Every action taken in our app needs to have a message representing it. Our simple app has two message types, Increment and Decrement. So the only possible things our app can do is Increment and Decrement. If we wanted any further functionality we would have to define different messages.


Once a message is published, the Update method receives the message and the model then determine how our app should change.

In our app, for an Increment message it adds one to the model, and for a Decrement message it subtracts one.


Our model holds the state of our application. Anything worth tracking is stored in the model. In bigger apps, this can get complex.

In our simple counter app, the state is just an int, the current number of the tracker.


Then finally the view. In an Elmish app, the view method is what is displayed to the user. The UI is declared in an HTML like syntax, notice the div and button elements.

After the update method runs, the resulting model is passed to the view method to render the new UI.

The fact that the view is written in F# instead of just html strings means you can get compile time checking on your html. Say you misspelled the button element, F# would produce the following message.

Compile time guarantees for UI work is something I’m not used to. It’s great!

If you’ve never seen this syntax for writing html, here is how to define a header with a particular class name.

Anything that would normally go inside the open tag of the html element is placed in the first [], then anything normally in between the open and close tag of the html element is placed in the second [].

You can nest them together to create any type of HTML layout. Here are two more examples.

Adding a New Feature

To get a more complete view of how Elmish works, lets add a Reset button that will return the counter back to zero any time that it’s clicked.

The first thing we’ll have to do is change our message type. We need to add a new message type, Reset for our new feature.

With that change, you’ll see that the compiler throws an error. It complains on our update method saying “Incomplete pattern matches on this expression. For example, the value “Reset” may indicate a case not covered by the pattern(s). Another compile time check to help you write better UI code and avoid issues!

This is F# telling us that our update method no longer has actions for every message. It’s missing what to do if it receives a Reset message.

Lets modify our update function to include the Reset case, and output a zero to indicate the value is cleared.

Lastly lets add a button to trigger the Reset button in our view model.

Navigating to our app now we see the updated UI. (Pardon the bad styling)

Now with Reset

Anytime you click the Reset button, the value of the counter will be returned to 0!

Final Thoughts

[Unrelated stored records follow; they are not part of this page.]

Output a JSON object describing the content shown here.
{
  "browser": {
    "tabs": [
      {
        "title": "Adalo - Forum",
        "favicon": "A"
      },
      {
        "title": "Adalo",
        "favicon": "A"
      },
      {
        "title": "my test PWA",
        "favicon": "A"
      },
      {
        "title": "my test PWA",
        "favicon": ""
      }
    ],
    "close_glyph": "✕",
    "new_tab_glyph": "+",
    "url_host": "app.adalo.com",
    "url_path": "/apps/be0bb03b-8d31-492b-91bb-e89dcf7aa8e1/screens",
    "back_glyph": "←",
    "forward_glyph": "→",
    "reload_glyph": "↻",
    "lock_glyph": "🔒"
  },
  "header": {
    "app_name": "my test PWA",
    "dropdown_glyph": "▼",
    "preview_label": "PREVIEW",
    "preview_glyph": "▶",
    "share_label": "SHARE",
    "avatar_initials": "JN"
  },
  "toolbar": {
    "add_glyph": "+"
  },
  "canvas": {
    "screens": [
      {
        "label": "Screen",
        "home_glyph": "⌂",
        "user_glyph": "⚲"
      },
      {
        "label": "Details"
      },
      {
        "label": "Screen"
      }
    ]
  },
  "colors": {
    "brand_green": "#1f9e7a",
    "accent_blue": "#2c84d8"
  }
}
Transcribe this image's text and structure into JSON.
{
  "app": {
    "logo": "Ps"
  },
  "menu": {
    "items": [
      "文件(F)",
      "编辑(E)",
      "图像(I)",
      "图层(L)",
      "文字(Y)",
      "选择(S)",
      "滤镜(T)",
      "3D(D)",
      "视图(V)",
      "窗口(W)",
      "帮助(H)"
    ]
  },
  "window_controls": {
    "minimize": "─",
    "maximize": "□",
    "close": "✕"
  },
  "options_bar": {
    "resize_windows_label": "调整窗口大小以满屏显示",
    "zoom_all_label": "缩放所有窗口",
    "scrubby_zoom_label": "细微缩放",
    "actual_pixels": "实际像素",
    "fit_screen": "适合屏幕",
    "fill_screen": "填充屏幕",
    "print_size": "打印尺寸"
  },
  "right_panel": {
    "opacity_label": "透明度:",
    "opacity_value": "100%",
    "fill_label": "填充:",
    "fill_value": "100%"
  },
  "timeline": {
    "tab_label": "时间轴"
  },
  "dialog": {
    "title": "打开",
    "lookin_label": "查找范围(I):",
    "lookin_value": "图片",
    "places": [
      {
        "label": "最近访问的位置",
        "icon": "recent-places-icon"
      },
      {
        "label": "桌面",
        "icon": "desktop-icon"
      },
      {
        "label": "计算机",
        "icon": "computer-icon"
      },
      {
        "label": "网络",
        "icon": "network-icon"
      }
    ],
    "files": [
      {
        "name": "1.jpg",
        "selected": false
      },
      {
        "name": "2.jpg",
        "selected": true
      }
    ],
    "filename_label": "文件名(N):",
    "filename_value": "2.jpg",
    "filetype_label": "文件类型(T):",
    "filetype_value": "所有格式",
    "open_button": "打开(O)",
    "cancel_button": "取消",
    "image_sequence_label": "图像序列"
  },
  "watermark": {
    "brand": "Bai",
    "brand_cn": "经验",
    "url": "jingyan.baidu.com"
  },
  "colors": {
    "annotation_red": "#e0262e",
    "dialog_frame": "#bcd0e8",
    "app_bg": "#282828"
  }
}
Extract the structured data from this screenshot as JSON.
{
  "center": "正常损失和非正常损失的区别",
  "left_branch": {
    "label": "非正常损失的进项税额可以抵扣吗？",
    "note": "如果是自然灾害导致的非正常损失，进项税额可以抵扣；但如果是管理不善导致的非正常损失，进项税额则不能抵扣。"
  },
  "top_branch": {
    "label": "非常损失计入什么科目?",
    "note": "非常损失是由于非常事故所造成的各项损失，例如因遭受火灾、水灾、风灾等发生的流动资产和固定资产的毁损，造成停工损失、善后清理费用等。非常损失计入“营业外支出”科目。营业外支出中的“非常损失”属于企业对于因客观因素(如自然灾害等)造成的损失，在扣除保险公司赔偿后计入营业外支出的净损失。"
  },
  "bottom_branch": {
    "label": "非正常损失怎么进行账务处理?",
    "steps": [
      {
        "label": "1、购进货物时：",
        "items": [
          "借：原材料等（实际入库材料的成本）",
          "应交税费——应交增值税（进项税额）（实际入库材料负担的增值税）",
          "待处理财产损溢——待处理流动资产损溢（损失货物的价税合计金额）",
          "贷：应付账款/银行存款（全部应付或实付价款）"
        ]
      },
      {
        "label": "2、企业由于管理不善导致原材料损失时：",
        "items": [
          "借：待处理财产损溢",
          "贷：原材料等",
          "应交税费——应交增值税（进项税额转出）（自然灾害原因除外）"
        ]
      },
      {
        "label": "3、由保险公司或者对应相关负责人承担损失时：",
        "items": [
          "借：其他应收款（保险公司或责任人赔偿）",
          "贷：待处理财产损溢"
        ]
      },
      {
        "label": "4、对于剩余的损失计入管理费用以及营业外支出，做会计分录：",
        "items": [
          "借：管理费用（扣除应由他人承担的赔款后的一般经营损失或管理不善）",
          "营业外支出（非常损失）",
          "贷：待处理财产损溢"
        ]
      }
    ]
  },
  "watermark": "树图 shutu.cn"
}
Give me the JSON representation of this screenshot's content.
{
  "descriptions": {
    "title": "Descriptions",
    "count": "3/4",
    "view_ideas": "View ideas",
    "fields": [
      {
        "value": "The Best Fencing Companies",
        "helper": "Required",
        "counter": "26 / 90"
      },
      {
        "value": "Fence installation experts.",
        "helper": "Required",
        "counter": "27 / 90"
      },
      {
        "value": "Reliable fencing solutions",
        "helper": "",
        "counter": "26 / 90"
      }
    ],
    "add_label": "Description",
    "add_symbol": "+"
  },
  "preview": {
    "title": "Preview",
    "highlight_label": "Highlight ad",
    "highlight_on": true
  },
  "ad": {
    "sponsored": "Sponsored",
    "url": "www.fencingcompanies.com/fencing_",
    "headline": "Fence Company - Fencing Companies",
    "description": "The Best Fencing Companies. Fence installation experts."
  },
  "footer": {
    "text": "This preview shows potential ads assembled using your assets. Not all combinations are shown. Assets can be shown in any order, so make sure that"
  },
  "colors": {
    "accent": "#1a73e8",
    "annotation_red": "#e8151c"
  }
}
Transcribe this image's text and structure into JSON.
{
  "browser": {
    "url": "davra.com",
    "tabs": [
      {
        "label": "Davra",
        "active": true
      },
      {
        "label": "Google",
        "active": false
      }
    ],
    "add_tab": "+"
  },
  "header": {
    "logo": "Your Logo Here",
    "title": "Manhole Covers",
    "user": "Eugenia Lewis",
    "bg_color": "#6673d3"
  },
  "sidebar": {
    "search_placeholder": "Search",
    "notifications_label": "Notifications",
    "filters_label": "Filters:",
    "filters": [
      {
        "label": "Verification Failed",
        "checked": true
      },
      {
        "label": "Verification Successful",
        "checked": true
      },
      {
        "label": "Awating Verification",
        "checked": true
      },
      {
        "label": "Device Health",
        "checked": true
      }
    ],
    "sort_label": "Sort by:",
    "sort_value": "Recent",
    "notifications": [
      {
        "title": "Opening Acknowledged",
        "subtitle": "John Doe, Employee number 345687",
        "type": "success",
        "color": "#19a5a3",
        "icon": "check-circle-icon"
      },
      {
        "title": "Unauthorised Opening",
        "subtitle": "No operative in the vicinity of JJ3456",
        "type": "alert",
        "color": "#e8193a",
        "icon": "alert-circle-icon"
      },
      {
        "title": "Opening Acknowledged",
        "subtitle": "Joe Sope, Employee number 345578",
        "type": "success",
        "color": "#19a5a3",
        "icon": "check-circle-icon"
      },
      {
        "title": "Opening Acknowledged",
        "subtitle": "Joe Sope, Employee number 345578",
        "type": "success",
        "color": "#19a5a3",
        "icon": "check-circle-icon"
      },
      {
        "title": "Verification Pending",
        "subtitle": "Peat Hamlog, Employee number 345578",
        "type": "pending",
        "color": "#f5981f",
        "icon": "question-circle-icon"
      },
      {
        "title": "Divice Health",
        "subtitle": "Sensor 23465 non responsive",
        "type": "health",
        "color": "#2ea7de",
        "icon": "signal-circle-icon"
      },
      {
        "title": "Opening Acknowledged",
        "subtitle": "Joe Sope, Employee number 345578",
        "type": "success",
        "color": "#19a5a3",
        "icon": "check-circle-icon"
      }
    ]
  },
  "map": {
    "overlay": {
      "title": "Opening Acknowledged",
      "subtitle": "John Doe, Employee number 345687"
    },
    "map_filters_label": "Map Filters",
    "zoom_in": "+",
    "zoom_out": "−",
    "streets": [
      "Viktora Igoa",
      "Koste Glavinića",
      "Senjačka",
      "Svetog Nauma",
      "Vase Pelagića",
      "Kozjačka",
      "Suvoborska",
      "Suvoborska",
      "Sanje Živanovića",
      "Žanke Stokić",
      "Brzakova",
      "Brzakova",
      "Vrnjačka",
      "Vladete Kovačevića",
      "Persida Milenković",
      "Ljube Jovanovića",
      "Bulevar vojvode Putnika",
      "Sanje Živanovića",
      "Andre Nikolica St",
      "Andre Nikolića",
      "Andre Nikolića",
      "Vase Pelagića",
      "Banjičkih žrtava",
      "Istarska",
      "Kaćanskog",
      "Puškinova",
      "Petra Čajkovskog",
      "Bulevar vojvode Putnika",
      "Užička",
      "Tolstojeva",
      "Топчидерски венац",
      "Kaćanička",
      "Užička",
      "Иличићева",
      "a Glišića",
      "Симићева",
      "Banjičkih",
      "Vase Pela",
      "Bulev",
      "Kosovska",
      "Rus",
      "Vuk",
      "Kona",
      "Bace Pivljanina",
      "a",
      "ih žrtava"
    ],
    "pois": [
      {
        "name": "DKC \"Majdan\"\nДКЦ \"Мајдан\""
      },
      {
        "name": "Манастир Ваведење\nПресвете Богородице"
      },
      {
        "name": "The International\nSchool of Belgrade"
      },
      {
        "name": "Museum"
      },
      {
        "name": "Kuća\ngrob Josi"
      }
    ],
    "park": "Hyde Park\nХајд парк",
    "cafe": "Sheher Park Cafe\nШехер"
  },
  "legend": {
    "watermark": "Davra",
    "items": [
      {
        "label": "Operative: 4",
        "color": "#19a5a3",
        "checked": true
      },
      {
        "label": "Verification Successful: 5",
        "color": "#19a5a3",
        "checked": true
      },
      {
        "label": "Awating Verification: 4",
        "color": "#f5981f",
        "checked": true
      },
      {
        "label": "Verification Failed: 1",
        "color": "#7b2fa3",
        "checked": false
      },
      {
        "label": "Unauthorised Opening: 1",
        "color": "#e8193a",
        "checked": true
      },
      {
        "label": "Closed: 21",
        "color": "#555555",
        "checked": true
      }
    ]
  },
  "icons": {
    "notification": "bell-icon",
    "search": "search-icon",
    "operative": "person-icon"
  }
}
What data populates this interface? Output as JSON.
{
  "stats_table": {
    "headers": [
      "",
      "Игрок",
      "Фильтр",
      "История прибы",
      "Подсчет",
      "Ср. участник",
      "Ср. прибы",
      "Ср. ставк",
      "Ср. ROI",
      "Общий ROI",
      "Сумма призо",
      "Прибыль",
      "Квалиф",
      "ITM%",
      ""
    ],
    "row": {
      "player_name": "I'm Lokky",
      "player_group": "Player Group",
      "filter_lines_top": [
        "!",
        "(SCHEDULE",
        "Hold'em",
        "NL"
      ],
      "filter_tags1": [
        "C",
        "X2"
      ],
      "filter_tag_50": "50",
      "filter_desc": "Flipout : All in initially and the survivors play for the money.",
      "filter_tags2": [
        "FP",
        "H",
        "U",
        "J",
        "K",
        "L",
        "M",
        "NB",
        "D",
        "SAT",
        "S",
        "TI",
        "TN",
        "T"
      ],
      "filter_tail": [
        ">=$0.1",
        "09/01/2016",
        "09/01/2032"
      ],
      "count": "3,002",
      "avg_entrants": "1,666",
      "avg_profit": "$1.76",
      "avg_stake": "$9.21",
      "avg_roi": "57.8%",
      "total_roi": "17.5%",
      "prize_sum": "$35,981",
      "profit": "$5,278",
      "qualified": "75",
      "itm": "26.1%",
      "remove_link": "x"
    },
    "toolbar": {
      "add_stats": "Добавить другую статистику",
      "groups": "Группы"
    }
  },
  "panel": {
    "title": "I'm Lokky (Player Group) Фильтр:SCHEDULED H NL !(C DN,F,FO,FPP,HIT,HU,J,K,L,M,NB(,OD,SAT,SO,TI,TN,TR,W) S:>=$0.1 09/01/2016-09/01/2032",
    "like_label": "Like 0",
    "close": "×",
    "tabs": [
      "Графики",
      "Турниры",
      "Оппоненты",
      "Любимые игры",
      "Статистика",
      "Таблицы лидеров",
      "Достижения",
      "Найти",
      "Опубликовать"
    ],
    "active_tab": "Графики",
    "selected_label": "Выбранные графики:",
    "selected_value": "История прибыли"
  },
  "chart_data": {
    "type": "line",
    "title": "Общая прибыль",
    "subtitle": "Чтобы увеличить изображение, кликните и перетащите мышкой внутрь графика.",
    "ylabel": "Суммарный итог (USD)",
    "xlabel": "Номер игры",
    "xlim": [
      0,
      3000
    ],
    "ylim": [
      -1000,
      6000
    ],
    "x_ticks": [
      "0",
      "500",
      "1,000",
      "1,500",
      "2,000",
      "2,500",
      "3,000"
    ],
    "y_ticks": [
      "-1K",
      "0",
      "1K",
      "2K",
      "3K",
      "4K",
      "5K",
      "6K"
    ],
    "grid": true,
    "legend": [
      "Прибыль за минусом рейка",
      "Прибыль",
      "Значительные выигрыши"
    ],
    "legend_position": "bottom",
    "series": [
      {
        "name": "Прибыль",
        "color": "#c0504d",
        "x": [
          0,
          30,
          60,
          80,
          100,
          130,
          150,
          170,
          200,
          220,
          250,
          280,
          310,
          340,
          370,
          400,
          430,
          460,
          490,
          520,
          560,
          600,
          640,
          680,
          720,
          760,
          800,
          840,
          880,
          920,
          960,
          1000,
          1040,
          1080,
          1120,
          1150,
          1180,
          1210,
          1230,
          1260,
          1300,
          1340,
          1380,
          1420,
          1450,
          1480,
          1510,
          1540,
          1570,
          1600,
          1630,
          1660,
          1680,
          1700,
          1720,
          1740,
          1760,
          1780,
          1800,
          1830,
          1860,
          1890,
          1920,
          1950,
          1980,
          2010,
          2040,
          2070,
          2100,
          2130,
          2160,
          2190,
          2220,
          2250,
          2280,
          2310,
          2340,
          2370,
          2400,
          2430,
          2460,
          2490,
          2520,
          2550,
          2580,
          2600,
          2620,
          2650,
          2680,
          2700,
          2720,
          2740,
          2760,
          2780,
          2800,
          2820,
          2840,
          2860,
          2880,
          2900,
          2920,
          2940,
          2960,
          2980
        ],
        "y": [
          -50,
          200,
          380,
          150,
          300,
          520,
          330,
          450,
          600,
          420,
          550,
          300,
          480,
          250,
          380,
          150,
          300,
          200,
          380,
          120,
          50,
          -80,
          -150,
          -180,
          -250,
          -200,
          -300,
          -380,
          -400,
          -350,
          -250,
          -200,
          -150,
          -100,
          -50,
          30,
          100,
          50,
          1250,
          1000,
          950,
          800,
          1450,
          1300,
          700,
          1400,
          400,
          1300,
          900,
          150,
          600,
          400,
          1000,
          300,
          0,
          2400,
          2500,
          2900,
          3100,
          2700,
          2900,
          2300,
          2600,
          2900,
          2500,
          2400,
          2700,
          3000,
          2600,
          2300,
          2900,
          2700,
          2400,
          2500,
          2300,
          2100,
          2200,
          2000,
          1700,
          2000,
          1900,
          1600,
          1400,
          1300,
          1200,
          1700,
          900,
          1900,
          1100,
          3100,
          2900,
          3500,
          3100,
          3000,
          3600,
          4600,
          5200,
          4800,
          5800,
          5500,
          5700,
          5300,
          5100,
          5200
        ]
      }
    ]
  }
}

There you have it! You’ve gotten your feet wet in the MVU architecture. If this kid of UI development intrigues you, If this kind of UI development is new to you, I’d recommend reading further about Elmish or Elm. From what I can tell Elm has better documentation for getting started than Elmish does.

Complete Updated Elmish Counter App - Github Gist

Awesome Fable